The concept that two distinct populations in close proximity would hate each other is fairly common in the real world. People tend to hate similar groups of people - when it comes to rivalry, familiarity breeds contempt. Ingroup-outgroup bias can be quite strong and grow over time as it becomes embedded in their respective cultures.
If you are talking about just the noblemen hating each other, you can always bring in issues of succession and rights - some from each city claims to be the rightful heir to the other city, and thus should rule both. You could even go a Helen of Troy route and make it about honor and past wrongs.
If you needed a stronger reason than just cultural/ethnic tensions, a resource disparity would engender any number of problems. Each could feel the other city grossly overcharges for whatever resources are traded, while being overly stingy on paying for what is being sold to them, and is capricious about supply. Traded resources may be difficult to produce and supply can fall short of demand, but the other city may not recognize just how difficult/rare it is to produce what is being sold and therefore resents the shortages (other-city people are just being mean and greedy about selling us X, while they are greedy and complain about how we are not giving them enough Y even though we sometimes struggle to make enough just for ourselves).
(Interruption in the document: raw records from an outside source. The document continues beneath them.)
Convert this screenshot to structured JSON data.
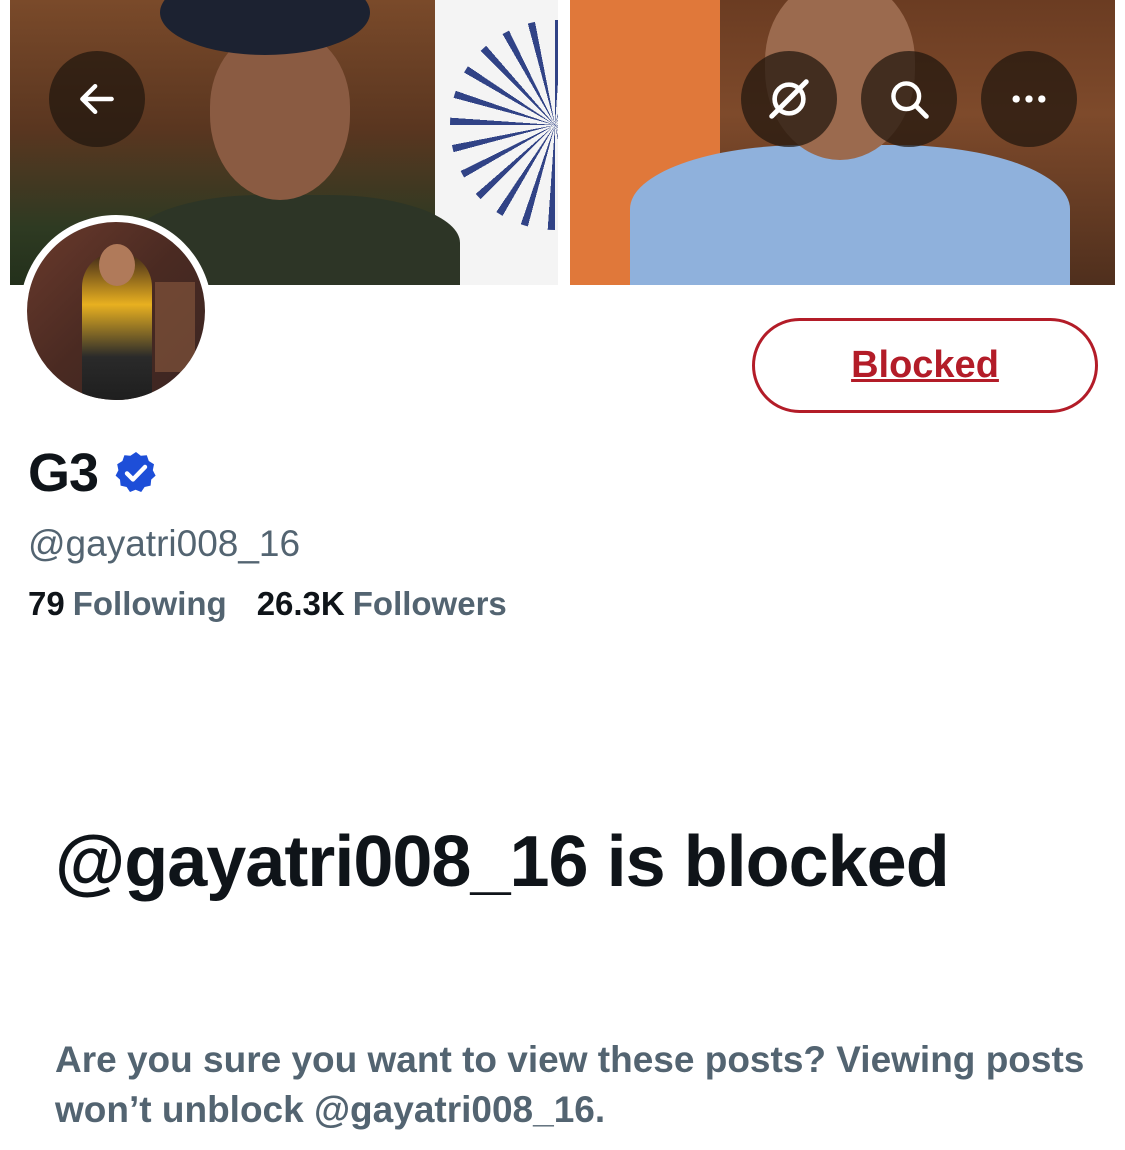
{
  "header": {
    "back_icon": "arrow-left-icon",
    "grok_icon": "grok-icon",
    "search_icon": "search-icon",
    "more_icon": "more-horizontal-icon"
  },
  "profile": {
    "display_name": "G3",
    "verified_icon": "verified-badge-icon",
    "handle": "@gayatri008_16",
    "following_count": "79",
    "following_label": "Following",
    "followers_count": "26.3K",
    "followers_label": "Followers",
    "action_button_label": "Blocked"
  },
  "blocked_notice": {
    "title": "@gayatri008_16 is blocked",
    "description": "Are you sure you want to view these posts? Viewing posts won’t unblock @gayatri008_16."
  },
  "colors": {
    "blocked_red": "#b31c28",
    "verified_blue": "#1d4ed8",
    "secondary_text": "#536471",
    "primary_text": "#0f1419"
  }
}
If the city walls need to encompass enough farmland to support the population, the walls themselves will be fairly small and unmanned (simply a relation between the circumference of the walls to population). It would be fairly easy to send sappers to open large sections of the walls - if the city walls are really only about a kilometer or two apart, one could build a tunnel between them and undermine the walls without ever exposing sappers to the wild - cause a wall collapse during a period of heavy monster presence and let the beasts kill off the opposing city.
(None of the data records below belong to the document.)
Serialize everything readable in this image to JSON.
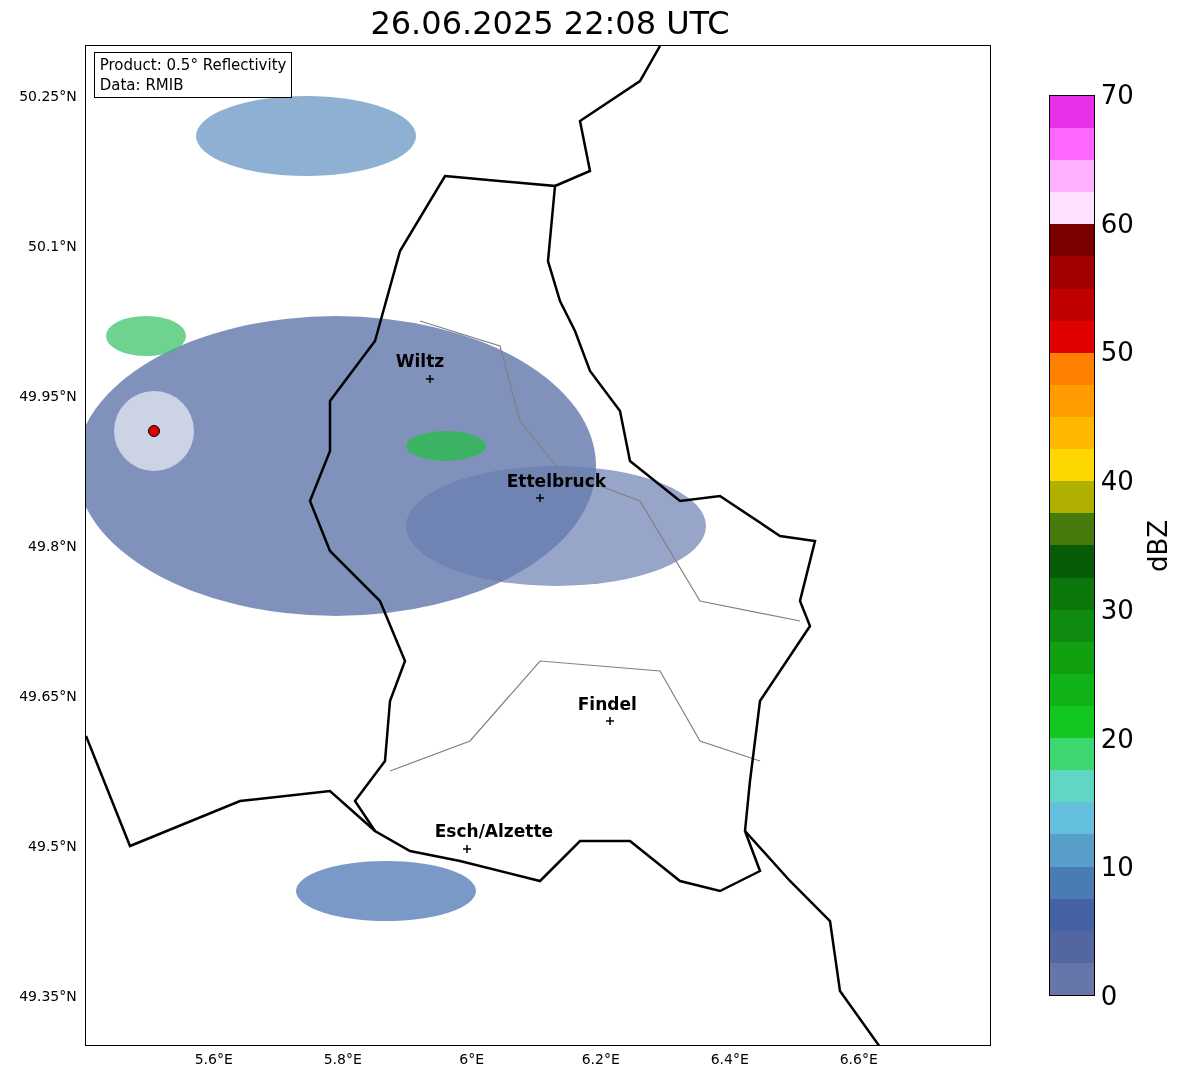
{
  "title": "26.06.2025 22:08 UTC",
  "info_box": [
    "Product: 0.5° Reflectivity",
    "Data: RMIB"
  ],
  "places": [
    {
      "name": "Wiltz"
    },
    {
      "name": "Ettelbruck"
    },
    {
      "name": "Findel"
    },
    {
      "name": "Esch/Alzette"
    }
  ],
  "lat_ticks": [
    "50.25°N",
    "50.1°N",
    "49.95°N",
    "49.8°N",
    "49.65°N",
    "49.5°N",
    "49.35°N"
  ],
  "lon_ticks": [
    "5.6°E",
    "5.8°E",
    "6°E",
    "6.2°E",
    "6.4°E",
    "6.6°E"
  ],
  "colorbar": {
    "label": "dBZ",
    "ticks": [
      "70",
      "60",
      "50",
      "40",
      "30",
      "20",
      "10",
      "0"
    ],
    "segments": [
      {
        "color": "#6676a8"
      },
      {
        "color": "#5466a0"
      },
      {
        "color": "#4561a6"
      },
      {
        "color": "#4a7bb2"
      },
      {
        "color": "#579ec8"
      },
      {
        "color": "#63bfdc"
      },
      {
        "color": "#5fd7c2"
      },
      {
        "color": "#3ed66e"
      },
      {
        "color": "#12c820"
      },
      {
        "color": "#10b318"
      },
      {
        "color": "#10a010"
      },
      {
        "color": "#0f8c10"
      },
      {
        "color": "#0c780c"
      },
      {
        "color": "#075c07"
      },
      {
        "color": "#467a0b"
      },
      {
        "color": "#b0b000"
      },
      {
        "color": "#ffd700"
      },
      {
        "color": "#ffb800"
      },
      {
        "color": "#ff9c00"
      },
      {
        "color": "#ff8000"
      },
      {
        "color": "#e00000"
      },
      {
        "color": "#c00000"
      },
      {
        "color": "#a00000"
      },
      {
        "color": "#7a0000"
      },
      {
        "color": "#ffe0ff"
      },
      {
        "color": "#ffb0ff"
      },
      {
        "color": "#ff66ff"
      },
      {
        "color": "#e830e8"
      }
    ]
  }
}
Medieval agriculture was not that productive - if they needed to keep all agriculture behind walls, the primary focus would be extending the wall system to include more land. The obvious choice would be to connect their two wall systems - reduces the overall circumference of manned walls against the outside threat. You will need to address why the other city is the greater threat than the beasts forcing them behind walls in the first place.
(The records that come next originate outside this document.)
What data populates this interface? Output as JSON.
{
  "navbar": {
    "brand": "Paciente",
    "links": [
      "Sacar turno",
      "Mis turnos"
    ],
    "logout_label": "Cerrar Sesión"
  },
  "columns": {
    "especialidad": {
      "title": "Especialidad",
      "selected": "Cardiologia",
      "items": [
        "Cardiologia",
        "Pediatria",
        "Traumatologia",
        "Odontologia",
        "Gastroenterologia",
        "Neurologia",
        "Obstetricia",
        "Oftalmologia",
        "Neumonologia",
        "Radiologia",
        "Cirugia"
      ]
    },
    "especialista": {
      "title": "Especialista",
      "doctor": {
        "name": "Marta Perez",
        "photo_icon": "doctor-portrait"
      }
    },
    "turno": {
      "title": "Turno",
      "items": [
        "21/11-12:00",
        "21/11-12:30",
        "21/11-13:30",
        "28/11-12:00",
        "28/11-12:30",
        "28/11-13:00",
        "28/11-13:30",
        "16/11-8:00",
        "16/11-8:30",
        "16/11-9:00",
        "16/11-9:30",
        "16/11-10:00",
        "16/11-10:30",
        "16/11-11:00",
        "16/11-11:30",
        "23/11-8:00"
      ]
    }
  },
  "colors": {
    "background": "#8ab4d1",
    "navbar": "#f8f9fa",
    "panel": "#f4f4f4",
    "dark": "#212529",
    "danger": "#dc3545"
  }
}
Honestly it would be difficult justifying why each city would even want to focus on trying to kill the other, instead of being united against the common problem of a constant existential threat to their lives in the form of the beasts trapping them behind walls. That would probably be the biggest reason why they would not go to war - the peasantry would never take up arms against other people when there are much bigger threats, and would likely rebel if the noblemen actually caused the death of the other city. The fight against nature would take overwhelming precedence compared to any rivalry between the nobles.